While the best yardage seasons by Gronkowski, Gonzalez and Gates ranked among the most valuable since 1986 according to DYAR — thanks in large part to enormous per-play efficiency (as measured by Defense-adjusted Value Over Average, Football Outsiders’ rate-stat answer to DYAR) — Kittle and Kelce were less efficient in their monster seasons. This is true relative to other tight ends but also just in the sense that all passes to a tight end are less efficient now than they used to be, both compared with the average pass and (especially) relative to the average offensive play.
From 2006 (the first season of ESPN’s expected points added data) through 2011, the average pass attempt to a tight end added about 18 percent more EPA per play than the overall average for all passes. Since 2012, the average tight end target has been worth only 14 percent more EPA than an average pass to any position. At the same time, passes make up a larger share of offensive plays than in the past,2 which only further reduces the edge in effectiveness that a tight end target has relative to the average NFL offensive play.
Simply put, it’s harder to stand out as a great tight end these days. Gonzalez and Gates used to excel by creating mismatches, forcing defenses to choose between committing undersized defensive backs against their towering frames or using slower linebackers in coverage against their speed. But defenses have adapted by emphasizing quicker linebackers and developing hybrid safeties who can defend the run while still keeping stride with receiving tight ends. At the same time, tight end prospects are emphasizing pass-catching skills more than other aspects of the job, creating a whole league full of quasi-receivers at the position.

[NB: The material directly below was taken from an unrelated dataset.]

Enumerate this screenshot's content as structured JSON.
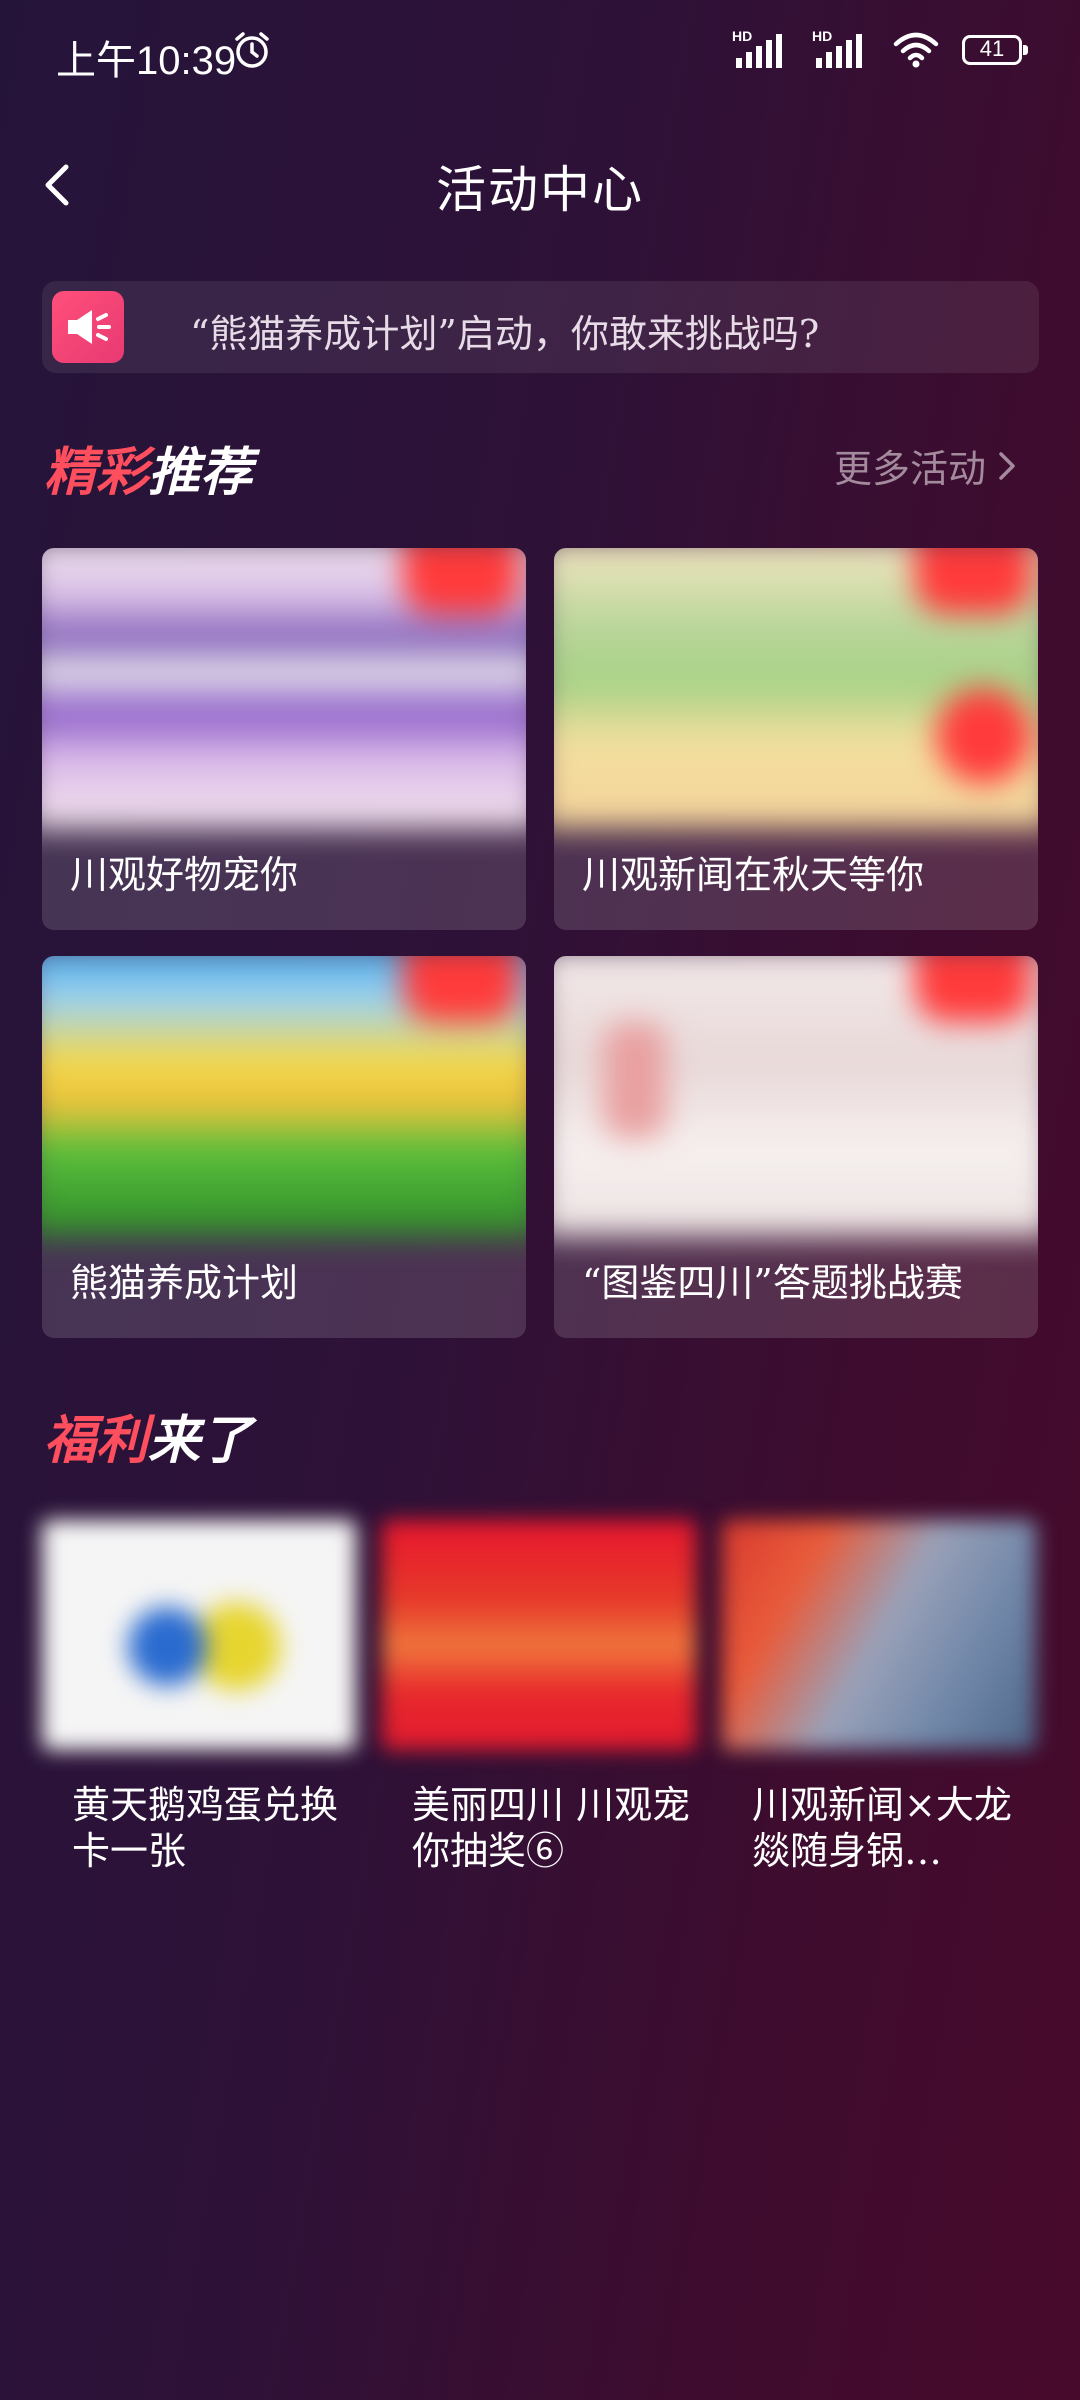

You can see this trend in how tight ends are being deployed. Only 44 percent of total receiving yards went to tight ends who lined up from the traditional tight end spot at the end of the offensive line (including playoffs). Kelce picked up 906 yards from lining up as an oversized slot receiver, and 41 percent of overall tight end receiving yardage was gained that way in 2018. Kelce also hauled in 240 more yards — best in the league among TEs — while split out wide, from where about 13 percent of all tight end yardage was accrued. (That’s nearly double what the share was at the beginning of the decade.)

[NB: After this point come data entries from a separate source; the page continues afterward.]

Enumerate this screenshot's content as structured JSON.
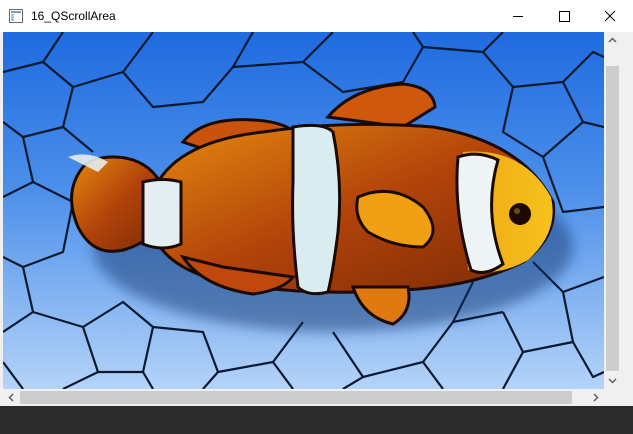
{
  "window": {
    "title": "16_QScrollArea"
  },
  "caption_buttons": {
    "minimize": "minimize-icon",
    "maximize": "maximize-icon",
    "close": "close-icon"
  },
  "colors": {
    "titlebar": "#ffffff",
    "scroll_track": "#f0f0f0",
    "scroll_thumb": "#cdcdcd",
    "taskbar": "#2b2b2b"
  }
}
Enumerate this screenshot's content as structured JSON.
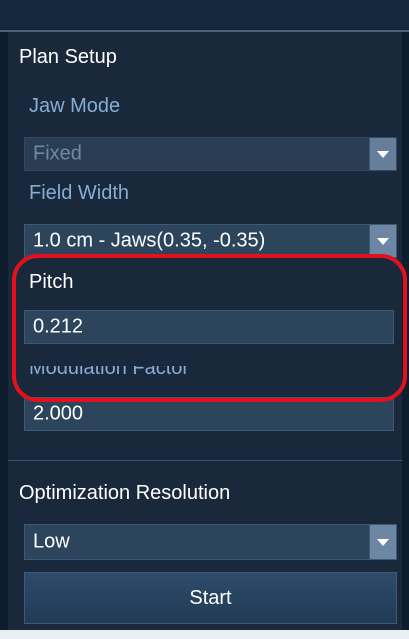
{
  "plan_setup": {
    "title": "Plan Setup",
    "jaw_mode": {
      "label": "Jaw Mode",
      "value": "Fixed",
      "dropdown_icon": "chevron-down-icon"
    },
    "field_width": {
      "label": "Field Width",
      "value": "1.0 cm - Jaws(0.35, -0.35)",
      "dropdown_icon": "chevron-down-icon"
    },
    "pitch": {
      "label": "Pitch",
      "value": "0.212"
    },
    "modulation_factor": {
      "label": "Modulation Factor",
      "value": "2.000"
    }
  },
  "optimization": {
    "title": "Optimization Resolution",
    "resolution": {
      "value": "Low",
      "dropdown_icon": "chevron-down-icon"
    },
    "start_label": "Start"
  },
  "colors": {
    "background": "#19293b",
    "label_blue": "#86acd6",
    "field_bg": "#2c445c",
    "highlight_red": "#e3101e"
  }
}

Perhaps the balance of all these changes explains why, after massive gains in the share of receiving yardage filtered to tight ends between the 1990s and early 2010s, that number has stagnated in recent seasons, fluctuating between 19 and 20 percent each year since 2013. Tight ends are still among the most efficient options on the field, but teams might be maxing out just how much of a receiving load they can ask the position to carry. Ertz set a new tight end record last season with 156 targets; Kelce (150) and Kittle (136) weren’t far behind.
The next tight end to join them atop the yardage (and workload) list might be O.J. Howard of the Tampa Bay Buccaneers, who ranked third in DYAR behind Kittle and Kelce last season despite being targeted for a third as many passes. Howard had a league-leading DVOA of +44 percent in 2018, and he actually ranked ahead of Kelce in ProFootballFocus’s metrics because of superior blocking grades. Howard seems due for a greater role in Tampa’s offense than before, though, and if his elite TE peers are any indication, that might mean a big dip in efficiency. Then again, Howard also embodies the kind of deep-threat mismatch a modern tight end is increasingly required to be, with an average depth of 11.47 air yards per target last season, which ranked second only to Gronkowski.3
Either way, despite the record-setting numbers, Kittle and Kelce aren’t necessarily better than their TE predecessors — just different. And they might have company at the top soon. But if today’s top tight ends are less dominant relative to league average than in the heyday of Gonzalez and Gates, it might just be because the whole position has gotten better and is being asked to do a lot more, while defenses are more geared to stop them than ever.